Exercise may help youngsters study, research finds
Post by Kelly Swift
on 04 January 2012 in Health & Wellbeing
Physical activity can help to improve the performance of children in the classroom, according to a new study.
Research conducted by scientists in the Netherlands looked at 14 previous studies involving children and teenagers between the ages of six and 18. The aim was to identify relationships between physical activity and academic achievement.
According to a report by the Press Association, the findings, which were published in the January issue of the journal Archives of Paediatrics & Adolescent Medicine, suggest that increasing the flow of blood and oxygen to the brain through exercise may help boost academic performance, reduce stress and improve a student's mood.
The report's authors said: "According to the best-evidence synthesis, we found strong evidence of a significant positive relationship between physical activity and academic performance.
"The findings of one high-quality intervention study and one high-quality observational study suggest that being more physically active is positively related to improved academic performance in children."

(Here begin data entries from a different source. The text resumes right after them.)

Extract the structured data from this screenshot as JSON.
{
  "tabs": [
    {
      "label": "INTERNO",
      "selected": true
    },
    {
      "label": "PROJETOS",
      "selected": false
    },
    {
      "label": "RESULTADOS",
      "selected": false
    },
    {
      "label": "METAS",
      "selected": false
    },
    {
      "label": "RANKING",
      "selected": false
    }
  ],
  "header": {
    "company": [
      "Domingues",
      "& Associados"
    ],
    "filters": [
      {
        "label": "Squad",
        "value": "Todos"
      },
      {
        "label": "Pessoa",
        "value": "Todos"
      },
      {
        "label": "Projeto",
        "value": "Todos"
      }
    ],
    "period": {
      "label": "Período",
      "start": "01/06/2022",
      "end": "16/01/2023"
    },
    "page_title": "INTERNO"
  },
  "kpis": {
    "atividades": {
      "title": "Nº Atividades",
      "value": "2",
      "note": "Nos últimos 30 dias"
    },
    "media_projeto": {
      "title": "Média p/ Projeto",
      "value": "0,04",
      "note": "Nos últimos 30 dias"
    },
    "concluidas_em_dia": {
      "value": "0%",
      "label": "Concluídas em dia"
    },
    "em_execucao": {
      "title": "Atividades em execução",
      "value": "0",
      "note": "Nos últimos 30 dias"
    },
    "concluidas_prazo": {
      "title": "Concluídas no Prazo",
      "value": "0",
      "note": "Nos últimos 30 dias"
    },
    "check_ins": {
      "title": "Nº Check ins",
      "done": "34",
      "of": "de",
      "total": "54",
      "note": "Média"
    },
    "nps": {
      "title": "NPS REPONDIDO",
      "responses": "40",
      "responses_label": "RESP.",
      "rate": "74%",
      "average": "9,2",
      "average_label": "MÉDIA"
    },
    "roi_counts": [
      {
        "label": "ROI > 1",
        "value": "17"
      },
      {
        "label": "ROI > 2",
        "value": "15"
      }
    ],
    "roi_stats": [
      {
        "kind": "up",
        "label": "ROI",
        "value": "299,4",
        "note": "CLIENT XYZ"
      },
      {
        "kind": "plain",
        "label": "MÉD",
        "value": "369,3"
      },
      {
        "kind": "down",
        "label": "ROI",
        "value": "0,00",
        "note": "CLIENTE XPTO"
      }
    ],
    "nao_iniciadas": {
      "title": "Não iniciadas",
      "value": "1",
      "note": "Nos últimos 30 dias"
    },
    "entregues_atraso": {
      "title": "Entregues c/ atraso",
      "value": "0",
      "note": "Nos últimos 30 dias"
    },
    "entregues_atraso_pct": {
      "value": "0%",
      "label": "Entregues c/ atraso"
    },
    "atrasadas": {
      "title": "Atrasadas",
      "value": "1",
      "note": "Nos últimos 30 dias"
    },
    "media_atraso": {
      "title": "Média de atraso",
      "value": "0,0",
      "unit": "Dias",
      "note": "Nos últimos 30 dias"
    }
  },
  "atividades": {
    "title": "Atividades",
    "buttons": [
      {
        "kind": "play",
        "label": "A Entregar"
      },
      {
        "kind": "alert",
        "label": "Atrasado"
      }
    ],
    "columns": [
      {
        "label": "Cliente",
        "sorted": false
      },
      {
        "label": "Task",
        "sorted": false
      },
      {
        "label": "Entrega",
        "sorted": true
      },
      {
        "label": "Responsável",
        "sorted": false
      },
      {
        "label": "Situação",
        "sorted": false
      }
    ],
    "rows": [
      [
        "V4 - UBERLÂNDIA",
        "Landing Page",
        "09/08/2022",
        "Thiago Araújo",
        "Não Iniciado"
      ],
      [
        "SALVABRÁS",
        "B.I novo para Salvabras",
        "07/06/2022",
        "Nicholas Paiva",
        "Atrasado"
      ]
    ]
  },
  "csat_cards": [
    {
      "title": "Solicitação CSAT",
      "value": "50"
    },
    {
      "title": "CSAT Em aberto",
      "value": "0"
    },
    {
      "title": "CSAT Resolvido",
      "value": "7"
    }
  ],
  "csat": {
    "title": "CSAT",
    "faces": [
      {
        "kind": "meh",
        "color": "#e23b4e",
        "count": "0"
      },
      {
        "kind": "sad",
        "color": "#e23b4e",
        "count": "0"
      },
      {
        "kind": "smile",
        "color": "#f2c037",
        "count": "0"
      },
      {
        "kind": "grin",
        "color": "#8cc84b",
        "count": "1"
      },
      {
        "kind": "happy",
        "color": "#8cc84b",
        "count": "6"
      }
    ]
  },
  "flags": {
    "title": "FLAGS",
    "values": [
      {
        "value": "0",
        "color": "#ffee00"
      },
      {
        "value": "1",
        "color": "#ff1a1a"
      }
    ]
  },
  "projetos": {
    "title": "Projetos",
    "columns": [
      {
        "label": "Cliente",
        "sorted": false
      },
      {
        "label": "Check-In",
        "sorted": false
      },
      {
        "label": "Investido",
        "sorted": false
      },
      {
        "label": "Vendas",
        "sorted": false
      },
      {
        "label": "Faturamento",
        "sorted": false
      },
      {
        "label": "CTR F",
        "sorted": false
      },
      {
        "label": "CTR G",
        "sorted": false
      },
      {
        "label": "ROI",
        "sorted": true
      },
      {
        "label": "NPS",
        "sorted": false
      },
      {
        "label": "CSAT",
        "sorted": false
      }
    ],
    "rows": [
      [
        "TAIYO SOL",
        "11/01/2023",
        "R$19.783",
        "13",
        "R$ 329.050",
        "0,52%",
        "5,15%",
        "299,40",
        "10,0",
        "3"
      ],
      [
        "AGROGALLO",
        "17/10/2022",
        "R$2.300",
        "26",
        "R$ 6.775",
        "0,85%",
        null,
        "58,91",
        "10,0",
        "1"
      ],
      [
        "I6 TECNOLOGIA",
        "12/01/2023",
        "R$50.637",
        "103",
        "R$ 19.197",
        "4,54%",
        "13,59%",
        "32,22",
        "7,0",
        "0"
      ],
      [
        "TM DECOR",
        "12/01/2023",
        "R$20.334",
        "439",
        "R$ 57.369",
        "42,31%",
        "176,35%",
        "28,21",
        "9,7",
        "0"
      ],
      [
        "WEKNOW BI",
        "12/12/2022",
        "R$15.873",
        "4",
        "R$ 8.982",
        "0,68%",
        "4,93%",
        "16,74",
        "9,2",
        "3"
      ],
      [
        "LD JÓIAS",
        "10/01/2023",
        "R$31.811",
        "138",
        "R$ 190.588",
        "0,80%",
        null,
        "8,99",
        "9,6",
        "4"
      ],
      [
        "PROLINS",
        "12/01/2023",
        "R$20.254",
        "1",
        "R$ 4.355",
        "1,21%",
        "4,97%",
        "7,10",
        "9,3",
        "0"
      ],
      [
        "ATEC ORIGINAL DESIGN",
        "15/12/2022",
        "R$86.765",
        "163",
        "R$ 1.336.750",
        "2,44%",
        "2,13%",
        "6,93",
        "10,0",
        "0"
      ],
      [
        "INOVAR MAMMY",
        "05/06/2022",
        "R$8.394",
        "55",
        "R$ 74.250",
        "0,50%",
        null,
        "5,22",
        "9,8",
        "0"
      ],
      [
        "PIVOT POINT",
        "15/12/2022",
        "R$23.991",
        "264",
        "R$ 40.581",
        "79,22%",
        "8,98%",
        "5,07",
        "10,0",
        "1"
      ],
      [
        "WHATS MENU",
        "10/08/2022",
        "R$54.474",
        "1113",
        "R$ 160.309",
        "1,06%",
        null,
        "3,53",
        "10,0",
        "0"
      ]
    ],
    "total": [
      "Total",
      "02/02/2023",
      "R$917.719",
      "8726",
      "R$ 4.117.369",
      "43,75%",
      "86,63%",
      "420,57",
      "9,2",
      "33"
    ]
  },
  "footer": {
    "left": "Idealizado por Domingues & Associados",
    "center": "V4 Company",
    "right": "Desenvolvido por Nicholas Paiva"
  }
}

The authors said further work was necessary, using more accurate measurement instruments, in order to discover more about the relationship between exercise and academic achievement.